Creeping overdevelopment will be curbed by controls which prohibit high-rise projects along the river.
To protect precious green space in the form of parks and bushland, a nine-metre height limit and mandatory setbacks will be applied to projects on the river between Burke Rd, Ivanhoe and Warrandyte.
The Napthine government has also allocated $1 billion of restorative works over a four-year period to improve the health of the city’s rivers and Port Phillip Bay.
“This is a way of preserving liveability and what makes Melbourne the best city in Australia, by protecting its waterways from overdevelopment in ways that other cities in Australia have failed to do,” said Planning Minister Matthew Guy.
According to Guy, the Yarra and Maribyrnong rivers will be protected under the “strictest controls in Australia.”
The announcement coincided with a simultaneous launch by the American Society of Landscape Architects (ASLA) of a new online guide showcasing the mental and physical benefits of human contact with the outdoors and the need to protect urban green space.
“We created this guide to expand public awareness about the benefits of green spaces, as well as to urge people to get out and take advantage of the designed and natural landscapes available to them,” said ASLA CEO Nancy Somerville.

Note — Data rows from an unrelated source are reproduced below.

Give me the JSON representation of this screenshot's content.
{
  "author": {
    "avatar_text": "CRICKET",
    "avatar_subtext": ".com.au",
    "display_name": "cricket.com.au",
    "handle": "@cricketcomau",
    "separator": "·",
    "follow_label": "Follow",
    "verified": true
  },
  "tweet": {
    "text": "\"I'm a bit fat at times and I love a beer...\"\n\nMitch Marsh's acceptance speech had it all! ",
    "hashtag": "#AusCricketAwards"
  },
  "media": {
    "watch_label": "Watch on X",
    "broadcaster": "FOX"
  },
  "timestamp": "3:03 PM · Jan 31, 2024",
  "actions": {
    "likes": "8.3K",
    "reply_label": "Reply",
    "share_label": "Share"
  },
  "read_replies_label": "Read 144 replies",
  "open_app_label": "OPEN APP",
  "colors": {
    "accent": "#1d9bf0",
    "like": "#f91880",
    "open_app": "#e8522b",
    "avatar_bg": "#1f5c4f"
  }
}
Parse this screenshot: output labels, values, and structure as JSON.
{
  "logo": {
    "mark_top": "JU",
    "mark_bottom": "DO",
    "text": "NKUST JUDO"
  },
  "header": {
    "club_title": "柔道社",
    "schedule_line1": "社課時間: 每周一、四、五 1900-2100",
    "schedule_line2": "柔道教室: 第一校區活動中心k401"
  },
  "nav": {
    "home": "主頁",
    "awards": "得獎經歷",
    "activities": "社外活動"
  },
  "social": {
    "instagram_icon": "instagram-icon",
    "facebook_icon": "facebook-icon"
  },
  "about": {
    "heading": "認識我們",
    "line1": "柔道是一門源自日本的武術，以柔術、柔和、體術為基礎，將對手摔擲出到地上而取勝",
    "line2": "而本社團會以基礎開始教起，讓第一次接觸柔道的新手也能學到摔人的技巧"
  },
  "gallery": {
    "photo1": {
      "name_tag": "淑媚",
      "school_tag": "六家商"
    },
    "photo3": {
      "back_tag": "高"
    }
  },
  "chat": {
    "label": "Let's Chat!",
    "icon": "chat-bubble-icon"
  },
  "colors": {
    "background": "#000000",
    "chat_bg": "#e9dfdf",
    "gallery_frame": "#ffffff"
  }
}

The guide focuses on the benefits of both the natural wilderness and community green spaces designed by landscape architects stressing the importance of nature within our communities for offering relief from everyday stress.

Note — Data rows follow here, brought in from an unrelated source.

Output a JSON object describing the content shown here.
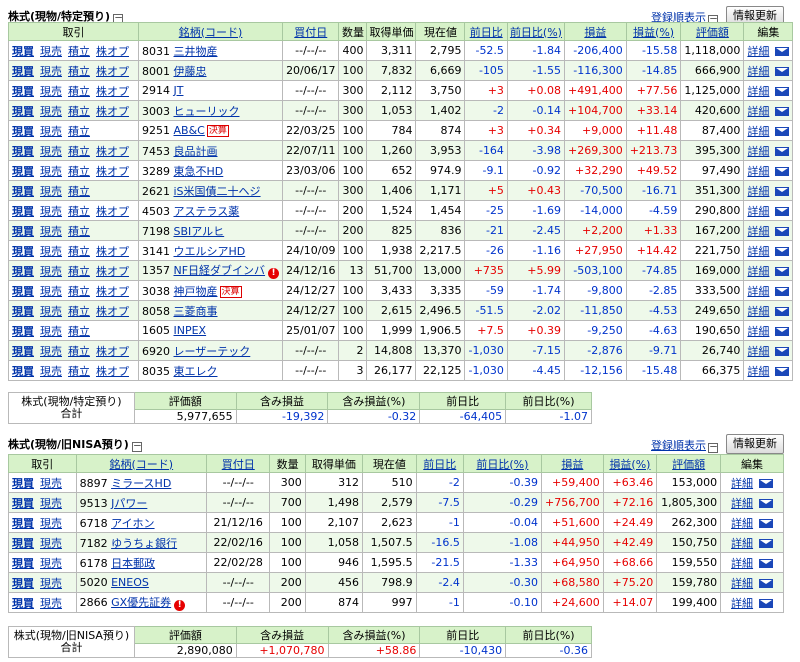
{
  "labels": {
    "buy": "現買",
    "sell": "現売",
    "accum": "積立",
    "opt": "株オプ",
    "detail": "詳細",
    "toggle": "－"
  },
  "columns": [
    "取引",
    "銘柄(コード)",
    "買付日",
    "数量",
    "取得単価",
    "現在値",
    "前日比",
    "前日比(%)",
    "損益",
    "損益(%)",
    "評価額",
    "編集"
  ],
  "summary_columns": [
    "評価額",
    "含み損益",
    "含み損益(%)",
    "前日比",
    "前日比(%)"
  ],
  "sections": [
    {
      "title": "株式(現物/特定預り)",
      "sort_link": "登録順表示",
      "refresh": "情報更新",
      "rows": [
        {
          "acts": [
            "buy",
            "sell",
            "accum",
            "opt"
          ],
          "code": "8031",
          "name": "三井物産",
          "date": "--/--/--",
          "qty": "400",
          "cost": "3,311",
          "price": "2,795",
          "chg": "-52.5",
          "chgp": "-1.84",
          "pl": "-206,400",
          "plp": "-15.58",
          "val": "1,118,000"
        },
        {
          "acts": [
            "buy",
            "sell",
            "accum",
            "opt"
          ],
          "code": "8001",
          "name": "伊藤忠",
          "date": "20/06/17",
          "qty": "100",
          "cost": "7,832",
          "price": "6,669",
          "chg": "-105",
          "chgp": "-1.55",
          "pl": "-116,300",
          "plp": "-14.85",
          "val": "666,900"
        },
        {
          "acts": [
            "buy",
            "sell",
            "accum",
            "opt"
          ],
          "code": "2914",
          "name": "JT",
          "date": "--/--/--",
          "qty": "300",
          "cost": "2,112",
          "price": "3,750",
          "chg": "+3",
          "chgp": "+0.08",
          "pl": "+491,400",
          "plp": "+77.56",
          "val": "1,125,000"
        },
        {
          "acts": [
            "buy",
            "sell",
            "accum",
            "opt"
          ],
          "code": "3003",
          "name": "ヒューリック",
          "date": "--/--/--",
          "qty": "300",
          "cost": "1,053",
          "price": "1,402",
          "chg": "-2",
          "chgp": "-0.14",
          "pl": "+104,700",
          "plp": "+33.14",
          "val": "420,600"
        },
        {
          "acts": [
            "buy",
            "sell",
            "accum"
          ],
          "code": "9251",
          "name": "AB&C",
          "badge": "決算",
          "date": "22/03/25",
          "qty": "100",
          "cost": "784",
          "price": "874",
          "chg": "+3",
          "chgp": "+0.34",
          "pl": "+9,000",
          "plp": "+11.48",
          "val": "87,400"
        },
        {
          "acts": [
            "buy",
            "sell",
            "accum",
            "opt"
          ],
          "code": "7453",
          "name": "良品計画",
          "date": "22/07/11",
          "qty": "100",
          "cost": "1,260",
          "price": "3,953",
          "chg": "-164",
          "chgp": "-3.98",
          "pl": "+269,300",
          "plp": "+213.73",
          "val": "395,300"
        },
        {
          "acts": [
            "buy",
            "sell",
            "accum",
            "opt"
          ],
          "code": "3289",
          "name": "東急不HD",
          "date": "23/03/06",
          "qty": "100",
          "cost": "652",
          "price": "974.9",
          "chg": "-9.1",
          "chgp": "-0.92",
          "pl": "+32,290",
          "plp": "+49.52",
          "val": "97,490"
        },
        {
          "acts": [
            "buy",
            "sell",
            "accum"
          ],
          "code": "2621",
          "name": "iS米国債二十ヘジ",
          "date": "--/--/--",
          "qty": "300",
          "cost": "1,406",
          "price": "1,171",
          "chg": "+5",
          "chgp": "+0.43",
          "pl": "-70,500",
          "plp": "-16.71",
          "val": "351,300"
        },
        {
          "acts": [
            "buy",
            "sell",
            "accum",
            "opt"
          ],
          "code": "4503",
          "name": "アステラス薬",
          "date": "--/--/--",
          "qty": "200",
          "cost": "1,524",
          "price": "1,454",
          "chg": "-25",
          "chgp": "-1.69",
          "pl": "-14,000",
          "plp": "-4.59",
          "val": "290,800"
        },
        {
          "acts": [
            "buy",
            "sell",
            "accum"
          ],
          "code": "7198",
          "name": "SBIアルヒ",
          "date": "--/--/--",
          "qty": "200",
          "cost": "825",
          "price": "836",
          "chg": "-21",
          "chgp": "-2.45",
          "pl": "+2,200",
          "plp": "+1.33",
          "val": "167,200"
        },
        {
          "acts": [
            "buy",
            "sell",
            "accum",
            "opt"
          ],
          "code": "3141",
          "name": "ウエルシアHD",
          "date": "24/10/09",
          "qty": "100",
          "cost": "1,938",
          "price": "2,217.5",
          "chg": "-26",
          "chgp": "-1.16",
          "pl": "+27,950",
          "plp": "+14.42",
          "val": "221,750"
        },
        {
          "acts": [
            "buy",
            "sell",
            "accum",
            "opt"
          ],
          "code": "1357",
          "name": "NF日経ダブインバ",
          "warn": "!",
          "date": "24/12/16",
          "qty": "13",
          "cost": "51,700",
          "price": "13,000",
          "chg": "+735",
          "chgp": "+5.99",
          "pl": "-503,100",
          "plp": "-74.85",
          "val": "169,000"
        },
        {
          "acts": [
            "buy",
            "sell",
            "accum",
            "opt"
          ],
          "code": "3038",
          "name": "神戸物産",
          "badge": "決算",
          "date": "24/12/27",
          "qty": "100",
          "cost": "3,433",
          "price": "3,335",
          "chg": "-59",
          "chgp": "-1.74",
          "pl": "-9,800",
          "plp": "-2.85",
          "val": "333,500"
        },
        {
          "acts": [
            "buy",
            "sell",
            "accum",
            "opt"
          ],
          "code": "8058",
          "name": "三菱商事",
          "date": "24/12/27",
          "qty": "100",
          "cost": "2,615",
          "price": "2,496.5",
          "chg": "-51.5",
          "chgp": "-2.02",
          "pl": "-11,850",
          "plp": "-4.53",
          "val": "249,650"
        },
        {
          "acts": [
            "buy",
            "sell",
            "accum"
          ],
          "code": "1605",
          "name": "INPEX",
          "date": "25/01/07",
          "qty": "100",
          "cost": "1,999",
          "price": "1,906.5",
          "chg": "+7.5",
          "chgp": "+0.39",
          "pl": "-9,250",
          "plp": "-4.63",
          "val": "190,650"
        },
        {
          "acts": [
            "buy",
            "sell",
            "accum",
            "opt"
          ],
          "code": "6920",
          "name": "レーザーテック",
          "date": "--/--/--",
          "qty": "2",
          "cost": "14,808",
          "price": "13,370",
          "chg": "-1,030",
          "chgp": "-7.15",
          "pl": "-2,876",
          "plp": "-9.71",
          "val": "26,740"
        },
        {
          "acts": [
            "buy",
            "sell",
            "accum",
            "opt"
          ],
          "code": "8035",
          "name": "東エレク",
          "date": "--/--/--",
          "qty": "3",
          "cost": "26,177",
          "price": "22,125",
          "chg": "-1,030",
          "chgp": "-4.45",
          "pl": "-12,156",
          "plp": "-15.48",
          "val": "66,375"
        }
      ],
      "summary": {
        "label1": "株式(現物/特定預り)",
        "label2": "合計",
        "val": "5,977,655",
        "pl": "-19,392",
        "plp": "-0.32",
        "chg": "-64,405",
        "chgp": "-1.07"
      }
    },
    {
      "title": "株式(現物/旧NISA預り)",
      "sort_link": "登録順表示",
      "refresh": "情報更新",
      "rows": [
        {
          "acts": [
            "buy",
            "sell"
          ],
          "code": "8897",
          "name": "ミラースHD",
          "date": "--/--/--",
          "qty": "300",
          "cost": "312",
          "price": "510",
          "chg": "-2",
          "chgp": "-0.39",
          "pl": "+59,400",
          "plp": "+63.46",
          "val": "153,000"
        },
        {
          "acts": [
            "buy",
            "sell"
          ],
          "code": "9513",
          "name": "Jパワー",
          "date": "--/--/--",
          "qty": "700",
          "cost": "1,498",
          "price": "2,579",
          "chg": "-7.5",
          "chgp": "-0.29",
          "pl": "+756,700",
          "plp": "+72.16",
          "val": "1,805,300"
        },
        {
          "acts": [
            "buy",
            "sell"
          ],
          "code": "6718",
          "name": "アイホン",
          "date": "21/12/16",
          "qty": "100",
          "cost": "2,107",
          "price": "2,623",
          "chg": "-1",
          "chgp": "-0.04",
          "pl": "+51,600",
          "plp": "+24.49",
          "val": "262,300"
        },
        {
          "acts": [
            "buy",
            "sell"
          ],
          "code": "7182",
          "name": "ゆうちょ銀行",
          "date": "22/02/16",
          "qty": "100",
          "cost": "1,058",
          "price": "1,507.5",
          "chg": "-16.5",
          "chgp": "-1.08",
          "pl": "+44,950",
          "plp": "+42.49",
          "val": "150,750"
        },
        {
          "acts": [
            "buy",
            "sell"
          ],
          "code": "6178",
          "name": "日本郵政",
          "date": "22/02/28",
          "qty": "100",
          "cost": "946",
          "price": "1,595.5",
          "chg": "-21.5",
          "chgp": "-1.33",
          "pl": "+64,950",
          "plp": "+68.66",
          "val": "159,550"
        },
        {
          "acts": [
            "buy",
            "sell"
          ],
          "code": "5020",
          "name": "ENEOS",
          "date": "--/--/--",
          "qty": "200",
          "cost": "456",
          "price": "798.9",
          "chg": "-2.4",
          "chgp": "-0.30",
          "pl": "+68,580",
          "plp": "+75.20",
          "val": "159,780"
        },
        {
          "acts": [
            "buy",
            "sell"
          ],
          "code": "2866",
          "name": "GX優先証券",
          "warn": "!",
          "date": "--/--/--",
          "qty": "200",
          "cost": "874",
          "price": "997",
          "chg": "-1",
          "chgp": "-0.10",
          "pl": "+24,600",
          "plp": "+14.07",
          "val": "199,400"
        }
      ],
      "summary": {
        "label1": "株式(現物/旧NISA預り)",
        "label2": "合計",
        "val": "2,890,080",
        "pl": "+1,070,780",
        "plp": "+58.86",
        "chg": "-10,430",
        "chgp": "-0.36"
      }
    }
  ]
}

The guide includes a plethora of resources reviewed by expert advisors which have been organised into 23 common health issues affecting society. Descriptions of each health issue, including depression, asthma, obesity, chronic stress and autism spectrum disorders, are given along with an explanation of how nature can help and the role of landscape architects in alleviating the problem.
Green spaces and greener neighbourhoods with plenty of walking tracks and bushland access offer more opportunities to exercise in various forms.
Designed green spaces can be therapeutic spaces that provide those with physical or mental issues a place of refuge and healing.
The guide stresses the critical role that landscape architects play in designing safe, peaceful, and restorative community green spaces by integrating nature into the built environment.
Also released this week was a publication by Dr. Thomas Astell-Burt claiming that Australians living in neighbourhoods with more green and open spaces have lower rates of Type 2 diabetes.
The findings are consistent with several other recent studies suggesting the increase of parks and other urban green spaces can help prevent chronic health conditions through active lifestyles.
The study showed that those living in areas with at least 40 per cent green space, the rate of Type 2 diabetes was eight percent. Those living in neighbourhoods that were less than 20 per cent green space had a 9.1 per cent rate of the disease.
“Promoting access to nature is an important preventative health tool for addressing the Type 2 diabetes epidemic, regardless of a person’s economic circumstances,” said Astell-Burt. “Investments in green space planning policy and practice are therefore, investments in long-term health.”